Debate concerning the housing crisis typically revolves around low-income households, and understandably so. The rule of thumb is the fact that people shouldn’t spend more than 30 % of their income on housing. Meeting such a standard is nearly impossible for the majority of low-income families. A lot more than 90 percent of California families earning significantly less than $35,000 per year spend more than 30 percent of these income on housing. But that isn’t new; that percentage has been stubbornly high for a long time. Nor is this an exclusively californian figure that is problem—the comparable the united states of america overall is 83 percent.

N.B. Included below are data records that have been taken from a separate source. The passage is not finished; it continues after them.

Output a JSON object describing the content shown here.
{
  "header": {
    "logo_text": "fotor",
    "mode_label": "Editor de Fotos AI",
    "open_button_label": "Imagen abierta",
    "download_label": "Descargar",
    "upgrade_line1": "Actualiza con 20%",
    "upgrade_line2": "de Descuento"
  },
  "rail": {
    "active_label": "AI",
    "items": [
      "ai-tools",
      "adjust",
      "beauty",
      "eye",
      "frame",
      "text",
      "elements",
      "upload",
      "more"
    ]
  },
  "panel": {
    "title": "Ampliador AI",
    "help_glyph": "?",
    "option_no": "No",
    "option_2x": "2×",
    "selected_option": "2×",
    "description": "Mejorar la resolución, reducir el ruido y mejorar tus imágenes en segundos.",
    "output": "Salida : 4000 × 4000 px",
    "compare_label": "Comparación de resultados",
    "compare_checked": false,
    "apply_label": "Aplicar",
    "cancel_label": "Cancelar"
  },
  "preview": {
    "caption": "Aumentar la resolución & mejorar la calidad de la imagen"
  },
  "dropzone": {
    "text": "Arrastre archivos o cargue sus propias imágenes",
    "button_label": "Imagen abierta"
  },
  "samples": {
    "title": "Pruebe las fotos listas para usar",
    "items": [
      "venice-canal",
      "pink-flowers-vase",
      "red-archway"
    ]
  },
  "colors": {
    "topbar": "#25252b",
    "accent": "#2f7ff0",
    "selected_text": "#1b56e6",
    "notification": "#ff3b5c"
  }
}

The crisis for families living at or near to the poverty line absolutely deserves attention. Exactly what is also disturbing about current trends is that the crisis happens to be spreading to households that are middle-income families earning between $35,000 and $75,000 each year.

In 2006, 38 percent of middle-class households in California used a lot more than 30 % of their income to cover rent. Today, that figure is finished 53 percent. The figure that is national as a place of comparison, is 31 percent. It really is a whole lot worse for folks who have borrowed to get a home—over two-thirds of middle-class households with a mortgage are cost-burdened in California—compared to 40 percent in the nation overall.

The social costs of this middle-class housing crisis are not sufficiently appreciated. These middle-income families have less money to pay on other goods and services—and that creates huge losses over the economy. It forces California employers to pay higher wages than elsewhere when you look at the nation, raising prices for California consumers and diminishing the state’s competitiveness. Continue reading “Affordable Housing Is Now a Middle-Class Crisis in California”